sons were begotten, one of whom was bad and the other good. And when Simon found fault with you for having used human examples, you answered that in this way we ought not to admit that God begets at all; for this also is a human example. And I, Sophonias, admit that God begets; but I do not allow that He begets what is bad, even though the good among men beget bad children. And do not imagine  that I am without reason attributing to God some of the qualities that distinguish men, and refusing to attribute others, when I grant that He begets, but do not allow that He begets what is unlike Himself. For men, as you might expect, beget sons who are unlike them in their dispositions for the following reason. Being composed of four parts, they change their bodies variously, according to the various changes of the year; and thus, the appropriate change either of increase or decrease taking place in the human body, each season destroys the harmonious combination. Now, when the combinations do not always remain exactly in the same position, the seeds, having sometimes one combination, sometimes another, are sent off; and these are followed, according to the combination belonging to the season, by dispositions either good or bad. But in the case of God we cannot suppose any such thing; for, being unchangeable and always existing, whenever He wishes to send forth, there is an absolute necessity that what is sent forth should be in all respects in the same position as that which has begotten, I mean in regard to substance and disposition. But if any one should wish to maintain that He is changeable, I do not know how it is possible for him to maintain that He is immortal."
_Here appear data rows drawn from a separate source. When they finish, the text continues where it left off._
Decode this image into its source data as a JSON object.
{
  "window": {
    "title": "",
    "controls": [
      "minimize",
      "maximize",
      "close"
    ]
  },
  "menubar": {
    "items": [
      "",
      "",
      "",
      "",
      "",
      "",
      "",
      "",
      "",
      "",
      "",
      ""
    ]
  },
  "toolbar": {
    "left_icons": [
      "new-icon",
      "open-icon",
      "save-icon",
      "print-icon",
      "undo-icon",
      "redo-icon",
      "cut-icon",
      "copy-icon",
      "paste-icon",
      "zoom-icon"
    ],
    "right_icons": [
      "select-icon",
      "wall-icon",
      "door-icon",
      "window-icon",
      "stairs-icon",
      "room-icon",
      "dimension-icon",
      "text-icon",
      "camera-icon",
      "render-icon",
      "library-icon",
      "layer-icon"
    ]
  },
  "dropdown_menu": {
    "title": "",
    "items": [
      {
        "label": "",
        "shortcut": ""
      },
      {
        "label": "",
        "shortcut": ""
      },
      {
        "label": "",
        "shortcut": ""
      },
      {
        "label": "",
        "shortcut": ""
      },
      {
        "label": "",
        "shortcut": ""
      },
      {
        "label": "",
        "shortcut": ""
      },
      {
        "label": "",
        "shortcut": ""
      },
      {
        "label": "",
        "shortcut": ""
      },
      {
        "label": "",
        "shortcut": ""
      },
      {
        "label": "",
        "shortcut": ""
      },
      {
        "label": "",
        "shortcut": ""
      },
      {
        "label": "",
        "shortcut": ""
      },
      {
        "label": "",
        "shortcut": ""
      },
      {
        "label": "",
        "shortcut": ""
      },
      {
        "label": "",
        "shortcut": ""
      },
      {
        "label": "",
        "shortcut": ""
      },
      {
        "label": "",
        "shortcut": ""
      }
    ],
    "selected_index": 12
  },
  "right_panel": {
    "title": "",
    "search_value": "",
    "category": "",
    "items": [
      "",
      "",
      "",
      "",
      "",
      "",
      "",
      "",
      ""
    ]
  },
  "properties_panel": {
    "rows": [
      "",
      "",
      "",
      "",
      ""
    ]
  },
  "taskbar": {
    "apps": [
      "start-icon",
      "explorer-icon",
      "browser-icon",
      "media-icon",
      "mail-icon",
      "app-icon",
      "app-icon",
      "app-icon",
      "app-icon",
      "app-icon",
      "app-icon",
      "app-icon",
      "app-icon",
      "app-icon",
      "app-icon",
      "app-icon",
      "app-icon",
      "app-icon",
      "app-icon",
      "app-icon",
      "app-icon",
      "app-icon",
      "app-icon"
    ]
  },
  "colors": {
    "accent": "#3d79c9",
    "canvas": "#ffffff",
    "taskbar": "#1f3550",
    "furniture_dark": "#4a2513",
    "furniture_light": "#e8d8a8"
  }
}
 An emendation of Wieseler's.  An emendation of Wieseler's.
 An emendation of Wieseler's.